*** Provided material Section Begins ***
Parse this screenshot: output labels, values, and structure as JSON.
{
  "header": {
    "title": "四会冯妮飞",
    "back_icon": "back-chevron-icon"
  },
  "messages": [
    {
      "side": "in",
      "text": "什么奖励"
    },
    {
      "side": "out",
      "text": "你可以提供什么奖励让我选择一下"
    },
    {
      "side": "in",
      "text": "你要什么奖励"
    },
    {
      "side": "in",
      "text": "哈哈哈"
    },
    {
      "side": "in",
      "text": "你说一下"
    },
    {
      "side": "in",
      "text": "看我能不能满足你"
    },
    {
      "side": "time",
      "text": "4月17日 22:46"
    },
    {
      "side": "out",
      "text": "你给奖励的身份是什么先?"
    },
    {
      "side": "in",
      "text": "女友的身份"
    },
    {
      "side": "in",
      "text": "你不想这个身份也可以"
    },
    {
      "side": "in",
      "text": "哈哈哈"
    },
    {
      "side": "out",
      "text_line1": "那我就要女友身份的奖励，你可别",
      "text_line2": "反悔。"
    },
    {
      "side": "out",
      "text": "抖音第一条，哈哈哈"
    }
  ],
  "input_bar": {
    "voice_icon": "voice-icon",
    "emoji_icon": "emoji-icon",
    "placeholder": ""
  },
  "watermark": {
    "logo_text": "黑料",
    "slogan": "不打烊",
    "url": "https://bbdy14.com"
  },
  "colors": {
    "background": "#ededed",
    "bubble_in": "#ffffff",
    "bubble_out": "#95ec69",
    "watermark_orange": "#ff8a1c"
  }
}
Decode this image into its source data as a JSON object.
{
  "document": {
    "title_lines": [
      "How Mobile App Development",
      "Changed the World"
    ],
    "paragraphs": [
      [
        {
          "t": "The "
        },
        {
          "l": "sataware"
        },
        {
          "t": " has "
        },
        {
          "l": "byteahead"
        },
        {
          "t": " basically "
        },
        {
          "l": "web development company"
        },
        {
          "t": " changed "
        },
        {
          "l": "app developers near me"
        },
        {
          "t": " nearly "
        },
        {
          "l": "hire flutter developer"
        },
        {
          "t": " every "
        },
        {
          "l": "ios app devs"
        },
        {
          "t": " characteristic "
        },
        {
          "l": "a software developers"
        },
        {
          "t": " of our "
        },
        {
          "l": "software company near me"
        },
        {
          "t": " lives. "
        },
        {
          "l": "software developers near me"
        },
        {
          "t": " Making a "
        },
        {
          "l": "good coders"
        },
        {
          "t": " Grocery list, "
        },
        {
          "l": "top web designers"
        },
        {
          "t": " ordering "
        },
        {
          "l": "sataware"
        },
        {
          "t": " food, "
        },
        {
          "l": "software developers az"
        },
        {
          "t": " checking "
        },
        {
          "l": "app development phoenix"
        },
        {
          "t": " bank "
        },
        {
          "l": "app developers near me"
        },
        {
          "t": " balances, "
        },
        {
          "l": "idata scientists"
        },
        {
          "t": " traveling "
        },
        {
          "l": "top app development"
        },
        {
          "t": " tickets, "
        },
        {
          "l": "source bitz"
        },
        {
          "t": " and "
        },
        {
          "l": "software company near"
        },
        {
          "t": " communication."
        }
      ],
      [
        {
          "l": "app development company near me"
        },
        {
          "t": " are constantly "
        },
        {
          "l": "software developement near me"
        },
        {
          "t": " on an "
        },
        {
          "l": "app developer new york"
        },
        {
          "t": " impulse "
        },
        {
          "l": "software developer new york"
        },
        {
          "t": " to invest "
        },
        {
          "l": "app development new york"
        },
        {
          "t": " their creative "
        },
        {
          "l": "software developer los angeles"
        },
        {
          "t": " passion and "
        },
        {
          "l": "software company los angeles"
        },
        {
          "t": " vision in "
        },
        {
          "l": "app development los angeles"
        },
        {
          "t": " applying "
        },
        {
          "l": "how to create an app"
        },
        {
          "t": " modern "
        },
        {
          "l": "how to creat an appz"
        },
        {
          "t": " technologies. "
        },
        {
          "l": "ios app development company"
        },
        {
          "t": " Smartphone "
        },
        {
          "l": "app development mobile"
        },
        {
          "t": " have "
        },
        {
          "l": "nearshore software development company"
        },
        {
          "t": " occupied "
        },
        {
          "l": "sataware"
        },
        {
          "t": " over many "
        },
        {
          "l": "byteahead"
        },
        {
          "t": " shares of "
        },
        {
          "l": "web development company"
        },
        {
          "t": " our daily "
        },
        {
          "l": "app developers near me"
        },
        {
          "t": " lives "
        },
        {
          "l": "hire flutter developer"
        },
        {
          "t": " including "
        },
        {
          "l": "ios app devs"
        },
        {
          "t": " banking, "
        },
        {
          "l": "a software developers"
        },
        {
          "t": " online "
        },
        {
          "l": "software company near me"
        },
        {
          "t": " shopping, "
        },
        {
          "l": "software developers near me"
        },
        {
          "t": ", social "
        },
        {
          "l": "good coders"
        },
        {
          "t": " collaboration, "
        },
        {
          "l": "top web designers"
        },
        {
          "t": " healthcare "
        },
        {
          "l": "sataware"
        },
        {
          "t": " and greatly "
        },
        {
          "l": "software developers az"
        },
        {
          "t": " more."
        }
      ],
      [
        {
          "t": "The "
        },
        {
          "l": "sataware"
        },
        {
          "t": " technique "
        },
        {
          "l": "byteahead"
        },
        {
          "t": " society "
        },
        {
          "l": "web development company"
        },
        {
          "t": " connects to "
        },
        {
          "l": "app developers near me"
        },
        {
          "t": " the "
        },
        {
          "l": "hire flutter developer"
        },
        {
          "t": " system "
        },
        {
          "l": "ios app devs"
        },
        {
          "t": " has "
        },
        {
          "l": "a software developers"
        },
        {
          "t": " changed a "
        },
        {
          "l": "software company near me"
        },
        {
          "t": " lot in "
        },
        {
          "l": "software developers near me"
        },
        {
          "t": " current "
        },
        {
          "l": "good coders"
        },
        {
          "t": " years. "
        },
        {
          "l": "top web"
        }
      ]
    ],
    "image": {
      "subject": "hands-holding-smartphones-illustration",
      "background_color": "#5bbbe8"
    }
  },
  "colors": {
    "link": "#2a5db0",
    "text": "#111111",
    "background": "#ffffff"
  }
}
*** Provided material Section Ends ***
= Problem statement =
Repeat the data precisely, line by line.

= Response for this exercise =
Parse this screenshot: output labels, values, and structure as JSON.
{
  "header": {
    "title": "四会冯妮飞",
    "back_icon": "back-chevron-icon"
  },
  "messages": [
    {
      "side": "in",
      "text": "什么奖励"
    },
    {
      "side": "out",
      "text": "你可以提供什么奖励让我选择一下"
    },
    {
      "side": "in",
      "text": "你要什么奖励"
    },
    {
      "side": "in",
      "text": "哈哈哈"
    },
    {
      "side": "in",
      "text": "你说一下"
    },
    {
      "side": "in",
      "text": "看我能不能满足你"
    },
    {
      "side": "time",
      "text": "4月17日 22:46"
    },
    {
      "side": "out",
      "text": "你给奖励的身份是什么先?"
    },
    {
      "side": "in",
      "text": "女友的身份"
    },
    {
      "side": "in",
      "text": "你不想这个身份也可以"
    },
    {
      "side": "in",
      "text": "哈哈哈"
    },
    {
      "side": "out",
      "text_line1": "那我就要女友身份的奖励，你可别",
      "text_line2": "反悔。"
    },
    {
      "side": "out",
      "text": "抖音第一条，哈哈哈"
    }
  ],
  "input_bar": {
    "voice_icon": "voice-icon",
    "emoji_icon": "emoji-icon",
    "placeholder": ""
  },
  "watermark": {
    "logo_text": "黑料",
    "slogan": "不打烊",
    "url": "https://bbdy14.com"
  },
  "colors": {
    "background": "#ededed",
    "bubble_in": "#ffffff",
    "bubble_out": "#95ec69",
    "watermark_orange": "#ff8a1c"
  }
}
Decode this image into its source data as a JSON object.
{
  "document": {
    "title_lines": [
      "How Mobile App Development",
      "Changed the World"
    ],
    "paragraphs": [
      [
        {
          "t": "The "
        },
        {
          "l": "sataware"
        },
        {
          "t": " has "
        },
        {
          "l": "byteahead"
        },
        {
          "t": " basically "
        },
        {
          "l": "web development company"
        },
        {
          "t": " changed "
        },
        {
          "l": "app developers near me"
        },
        {
          "t": " nearly "
        },
        {
          "l": "hire flutter developer"
        },
        {
          "t": " every "
        },
        {
          "l": "ios app devs"
        },
        {
          "t": " characteristic "
        },
        {
          "l": "a software developers"
        },
        {
          "t": " of our "
        },
        {
          "l": "software company near me"
        },
        {
          "t": " lives. "
        },
        {
          "l": "software developers near me"
        },
        {
          "t": " Making a "
        },
        {
          "l": "good coders"
        },
        {
          "t": " Grocery list, "
        },
        {
          "l": "top web designers"
        },
        {
          "t": " ordering "
        },
        {
          "l": "sataware"
        },
        {
          "t": " food, "
        },
        {
          "l": "software developers az"
        },
        {
          "t": " checking "
        },
        {
          "l": "app development phoenix"
        },
        {
          "t": " bank "
        },
        {
          "l": "app developers near me"
        },
        {
          "t": " balances, "
        },
        {
          "l": "idata scientists"
        },
        {
          "t": " traveling "
        },
        {
          "l": "top app development"
        },
        {
          "t": " tickets, "
        },
        {
          "l": "source bitz"
        },
        {
          "t": " and "
        },
        {
          "l": "software company near"
        },
        {
          "t": " communication."
        }
      ],
      [
        {
          "l": "app development company near me"
        },
        {
          "t": " are constantly "
        },
        {
          "l": "software developement near me"
        },
        {
          "t": " on an "
        },
        {
          "l": "app developer new york"
        },
        {
          "t": " impulse "
        },
        {
          "l": "software developer new york"
        },
        {
          "t": " to invest "
        },
        {
          "l": "app development new york"
        },
        {
          "t": " their creative "
        },
        {
          "l": "software developer los angeles"
        },
        {
          "t": " passion and "
        },
        {
          "l": "software company los angeles"
        },
        {
          "t": " vision in "
        },
        {
          "l": "app development los angeles"
        },
        {
          "t": " applying "
        },
        {
          "l": "how to create an app"
        },
        {
          "t": " modern "
        },
        {
          "l": "how to creat an appz"
        },
        {
          "t": " technologies. "
        },
        {
          "l": "ios app development company"
        },
        {
          "t": " Smartphone "
        },
        {
          "l": "app development mobile"
        },
        {
          "t": " have "
        },
        {
          "l": "nearshore software development company"
        },
        {
          "t": " occupied "
        },
        {
          "l": "sataware"
        },
        {
          "t": " over many "
        },
        {
          "l": "byteahead"
        },
        {
          "t": " shares of "
        },
        {
          "l": "web development company"
        },
        {
          "t": " our daily "
        },
        {
          "l": "app developers near me"
        },
        {
          "t": " lives "
        },
        {
          "l": "hire flutter developer"
        },
        {
          "t": " including "
        },
        {
          "l": "ios app devs"
        },
        {
          "t": " banking, "
        },
        {
          "l": "a software developers"
        },
        {
          "t": " online "
        },
        {
          "l": "software company near me"
        },
        {
          "t": " shopping, "
        },
        {
          "l": "software developers near me"
        },
        {
          "t": ", social "
        },
        {
          "l": "good coders"
        },
        {
          "t": " collaboration, "
        },
        {
          "l": "top web designers"
        },
        {
          "t": " healthcare "
        },
        {
          "l": "sataware"
        },
        {
          "t": " and greatly "
        },
        {
          "l": "software developers az"
        },
        {
          "t": " more."
        }
      ],
      [
        {
          "t": "The "
        },
        {
          "l": "sataware"
        },
        {
          "t": " technique "
        },
        {
          "l": "byteahead"
        },
        {
          "t": " society "
        },
        {
          "l": "web development company"
        },
        {
          "t": " connects to "
        },
        {
          "l": "app developers near me"
        },
        {
          "t": " the "
        },
        {
          "l": "hire flutter developer"
        },
        {
          "t": " system "
        },
        {
          "l": "ios app devs"
        },
        {
          "t": " has "
        },
        {
          "l": "a software developers"
        },
        {
          "t": " changed a "
        },
        {
          "l": "software company near me"
        },
        {
          "t": " lot in "
        },
        {
          "l": "software developers near me"
        },
        {
          "t": " current "
        },
        {
          "l": "good coders"
        },
        {
          "t": " years. "
        },
        {
          "l": "top web"
        }
      ]
    ],
    "image": {
      "subject": "hands-holding-smartphones-illustration",
      "background_color": "#5bbbe8"
    }
  },
  "colors": {
    "link": "#2a5db0",
    "text": "#111111",
    "background": "#ffffff"
  }
}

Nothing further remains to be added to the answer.